What's a Spectroscope?
You look into the sky and see the beautiful sun and the stars. Were you aware that you can learn more about the composition of the sun and the stars by using an instrument called a spectroscope? Yes, it is most certainly possible! In fact, this instrument can be used to determine the composition of other items, such as a planet or even a light bulb.Spectroscopes are instruments that allow scientists to determine the chemical makeup of a visible source of light. The spectroscope separates the different colors of light so that scientists can discover the composition of an object. Now, to really understand how this instrument works, we need to review basic concepts of white light and its relation to color.If we focus on light in general, we will see that it consists of distinct wavelengths. A wavelength is the distance between two crests or troughs.
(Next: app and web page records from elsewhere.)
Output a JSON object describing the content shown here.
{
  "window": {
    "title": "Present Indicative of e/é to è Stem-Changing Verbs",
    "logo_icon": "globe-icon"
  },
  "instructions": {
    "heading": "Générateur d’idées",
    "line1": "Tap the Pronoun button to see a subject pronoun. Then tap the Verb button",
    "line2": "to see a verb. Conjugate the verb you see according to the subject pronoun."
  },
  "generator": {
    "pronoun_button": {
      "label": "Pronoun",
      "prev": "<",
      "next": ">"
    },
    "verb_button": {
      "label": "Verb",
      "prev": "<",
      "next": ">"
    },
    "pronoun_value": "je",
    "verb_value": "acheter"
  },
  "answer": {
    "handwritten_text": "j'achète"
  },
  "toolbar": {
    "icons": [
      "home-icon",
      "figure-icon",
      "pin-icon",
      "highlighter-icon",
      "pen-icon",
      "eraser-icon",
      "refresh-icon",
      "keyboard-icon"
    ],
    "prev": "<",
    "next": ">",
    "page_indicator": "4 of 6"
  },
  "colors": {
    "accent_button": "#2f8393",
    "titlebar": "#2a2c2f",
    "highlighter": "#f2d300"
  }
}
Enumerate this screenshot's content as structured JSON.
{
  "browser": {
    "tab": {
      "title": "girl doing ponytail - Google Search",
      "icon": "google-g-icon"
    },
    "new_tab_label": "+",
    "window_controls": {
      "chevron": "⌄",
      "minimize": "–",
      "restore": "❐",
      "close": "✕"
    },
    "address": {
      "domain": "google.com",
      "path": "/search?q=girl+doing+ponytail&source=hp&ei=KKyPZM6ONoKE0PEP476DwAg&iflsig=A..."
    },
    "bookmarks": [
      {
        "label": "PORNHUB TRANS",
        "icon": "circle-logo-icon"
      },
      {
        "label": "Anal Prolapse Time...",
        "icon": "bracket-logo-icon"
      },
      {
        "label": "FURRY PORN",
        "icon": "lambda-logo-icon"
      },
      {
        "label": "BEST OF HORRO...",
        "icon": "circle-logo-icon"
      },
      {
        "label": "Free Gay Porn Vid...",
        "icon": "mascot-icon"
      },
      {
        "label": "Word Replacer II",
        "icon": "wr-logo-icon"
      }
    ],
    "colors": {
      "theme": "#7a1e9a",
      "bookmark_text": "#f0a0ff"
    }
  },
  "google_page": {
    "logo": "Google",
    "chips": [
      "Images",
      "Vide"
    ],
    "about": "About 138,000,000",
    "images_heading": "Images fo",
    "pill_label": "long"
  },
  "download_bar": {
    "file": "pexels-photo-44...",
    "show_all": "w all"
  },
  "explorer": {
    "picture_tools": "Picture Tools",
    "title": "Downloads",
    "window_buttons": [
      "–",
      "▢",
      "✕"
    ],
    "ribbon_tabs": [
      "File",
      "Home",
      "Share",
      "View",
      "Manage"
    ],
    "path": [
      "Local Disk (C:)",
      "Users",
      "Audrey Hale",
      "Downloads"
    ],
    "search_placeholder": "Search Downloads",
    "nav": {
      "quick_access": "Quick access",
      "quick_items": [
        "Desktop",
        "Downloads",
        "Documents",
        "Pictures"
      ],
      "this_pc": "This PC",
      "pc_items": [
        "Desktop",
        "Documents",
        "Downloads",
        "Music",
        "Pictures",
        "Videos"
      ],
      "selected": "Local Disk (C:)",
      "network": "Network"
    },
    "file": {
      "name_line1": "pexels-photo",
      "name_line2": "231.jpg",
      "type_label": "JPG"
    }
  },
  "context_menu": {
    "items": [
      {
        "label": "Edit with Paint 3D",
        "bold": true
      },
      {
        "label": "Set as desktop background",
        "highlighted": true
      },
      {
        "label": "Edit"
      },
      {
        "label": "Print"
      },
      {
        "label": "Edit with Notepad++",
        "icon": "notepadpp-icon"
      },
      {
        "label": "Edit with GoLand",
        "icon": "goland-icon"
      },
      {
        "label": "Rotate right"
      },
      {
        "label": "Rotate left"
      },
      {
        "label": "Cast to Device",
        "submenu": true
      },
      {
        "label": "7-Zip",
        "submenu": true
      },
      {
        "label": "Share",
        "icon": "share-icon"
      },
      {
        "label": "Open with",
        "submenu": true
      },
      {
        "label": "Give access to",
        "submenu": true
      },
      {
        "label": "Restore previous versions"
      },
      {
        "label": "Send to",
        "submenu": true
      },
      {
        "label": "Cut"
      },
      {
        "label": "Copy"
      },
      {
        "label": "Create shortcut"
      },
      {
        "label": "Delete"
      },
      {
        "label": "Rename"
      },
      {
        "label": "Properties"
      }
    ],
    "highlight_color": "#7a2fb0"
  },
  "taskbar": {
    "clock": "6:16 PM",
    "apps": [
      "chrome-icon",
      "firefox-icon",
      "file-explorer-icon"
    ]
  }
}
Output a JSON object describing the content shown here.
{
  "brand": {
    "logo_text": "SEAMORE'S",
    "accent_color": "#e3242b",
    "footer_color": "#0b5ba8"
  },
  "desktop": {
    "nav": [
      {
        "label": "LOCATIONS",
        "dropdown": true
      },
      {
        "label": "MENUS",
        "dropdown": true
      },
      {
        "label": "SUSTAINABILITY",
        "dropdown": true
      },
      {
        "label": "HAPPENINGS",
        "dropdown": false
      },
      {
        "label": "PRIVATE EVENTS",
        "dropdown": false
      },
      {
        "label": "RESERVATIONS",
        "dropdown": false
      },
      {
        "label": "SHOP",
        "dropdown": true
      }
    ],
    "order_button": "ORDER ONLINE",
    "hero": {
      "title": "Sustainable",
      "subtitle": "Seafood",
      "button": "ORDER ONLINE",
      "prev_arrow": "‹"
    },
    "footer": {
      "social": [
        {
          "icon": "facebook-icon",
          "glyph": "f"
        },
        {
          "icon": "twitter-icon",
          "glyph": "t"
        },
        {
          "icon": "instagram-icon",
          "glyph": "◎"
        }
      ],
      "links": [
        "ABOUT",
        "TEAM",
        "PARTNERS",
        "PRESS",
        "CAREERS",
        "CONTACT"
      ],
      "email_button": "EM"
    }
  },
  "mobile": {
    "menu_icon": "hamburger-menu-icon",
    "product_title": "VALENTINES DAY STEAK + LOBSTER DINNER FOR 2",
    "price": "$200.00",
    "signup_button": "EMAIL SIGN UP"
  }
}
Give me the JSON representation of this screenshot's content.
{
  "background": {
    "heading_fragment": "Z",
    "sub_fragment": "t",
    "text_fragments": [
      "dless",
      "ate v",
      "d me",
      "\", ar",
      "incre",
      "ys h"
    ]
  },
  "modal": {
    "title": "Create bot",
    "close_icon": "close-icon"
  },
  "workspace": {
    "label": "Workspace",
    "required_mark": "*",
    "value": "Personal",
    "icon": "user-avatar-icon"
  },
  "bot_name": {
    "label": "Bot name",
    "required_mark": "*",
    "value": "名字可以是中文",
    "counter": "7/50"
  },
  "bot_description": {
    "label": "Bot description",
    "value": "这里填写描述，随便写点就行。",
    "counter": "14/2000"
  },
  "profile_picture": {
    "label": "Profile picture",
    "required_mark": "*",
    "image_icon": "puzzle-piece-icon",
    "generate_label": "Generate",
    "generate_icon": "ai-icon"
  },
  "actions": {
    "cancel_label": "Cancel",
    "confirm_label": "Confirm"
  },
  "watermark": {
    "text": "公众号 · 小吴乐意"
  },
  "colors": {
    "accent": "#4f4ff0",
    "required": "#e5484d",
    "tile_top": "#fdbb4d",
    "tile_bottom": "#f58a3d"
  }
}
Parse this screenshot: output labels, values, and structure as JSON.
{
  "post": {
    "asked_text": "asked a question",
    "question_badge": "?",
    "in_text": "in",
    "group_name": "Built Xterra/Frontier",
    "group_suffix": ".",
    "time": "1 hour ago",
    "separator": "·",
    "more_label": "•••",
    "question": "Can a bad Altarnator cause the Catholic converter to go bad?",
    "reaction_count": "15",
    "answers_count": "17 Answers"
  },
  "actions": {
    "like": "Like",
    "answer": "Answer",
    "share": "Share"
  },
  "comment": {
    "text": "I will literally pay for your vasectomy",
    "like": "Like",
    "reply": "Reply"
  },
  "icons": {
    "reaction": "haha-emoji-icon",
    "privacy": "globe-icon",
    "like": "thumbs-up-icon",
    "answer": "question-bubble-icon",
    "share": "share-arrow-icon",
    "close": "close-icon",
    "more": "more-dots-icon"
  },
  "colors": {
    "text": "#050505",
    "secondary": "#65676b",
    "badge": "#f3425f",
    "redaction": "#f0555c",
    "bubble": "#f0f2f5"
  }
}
Each color in light corresponds to a wavelength. Our friend, white light, just so happens to contain all of the colors (or the entire spectrum) of visible light. Examples of white light include our pals, the sun and the stars.What happens when you take a spectroscope and place it in the presence of white light? Great question! When the spectroscope comes into contact with white light, it splits, or diffracts, the light into all of its colors. This causes each of the colored beams to point in a different direction, allowing you to view each color as a single narrow band. This band is often viewed as a dark line called the absorption line.Recall that a spectroscope allows us to determine the atomic makeup of visible light sources. When an atom gets excited or happy, it emits light. This emission of light corresponds to a signature spectrum we call an atomic spectrum, which is a spectrum made from a group of colored lines that are formed when atoms become excited and emit light. By comparing this signaturespectrum to the absorption lines viewed by a spectroscope, we can learn about the chemical makeup of an object. Let's say we take the sun and decide to study the composition of it by using a spectroscope. We determine the spectrum of the sun as shown in the illustration.The dark lines, or absorption lines, we see from the spectroscope can be compared to known atomic spectrums. From this comparison we discover that the sun containsthe atoms hydrogen, sodium, and magnesium. Although an example, you can see that the spectroscope can be quite useful when the need arises to learn more about the chemical makeup of material, such as that of the sun.What are the different ways a scientist can use the spectroscope to learn about the composition of light source materials? Well,
they can learn by measuring one, or all, of the following:• The actual color of light that is distinctly observed
• The color of light that is reflected
• The color of light that is absorbed
Now that we have defined a spectroscope and understand its importance in science, let's take a look at the different parts used to make this instrument. Parts of a Spectroscope
There are different parts of the spectroscope, all of which are necessary for the instrument to function properly. Here's an illustration highlighting the main parts of a spectroscope:
Make a truth teller for light.
Turn an old CD into a spectroscope to analyze light—you may be surprised by what you see. Try pointing your CD spectroscope at the fluorescent light in your room, sunlit clouds in the sky, even your friend’s colored shirt to reveal the wavelengths of light that mix together to create the color you see!
Tools and Materials
A compact disc (CD). A cardboard tube that's at least 12 inches long (approximately 30 centimeters) and 3 to 4 inches (7.5 to 10 centimeters) in diameter, Two covers for the cardboard tube—we suggest two flat pieces of cardboard large enough to cover each end of the tube, or you can also use the plastic covers that come with a cardboard packing tube, Razor knife such as an X-ACTO knife, Tape, Access to fluorescent light, Saw, Cutting guide (scaled for a 3-inch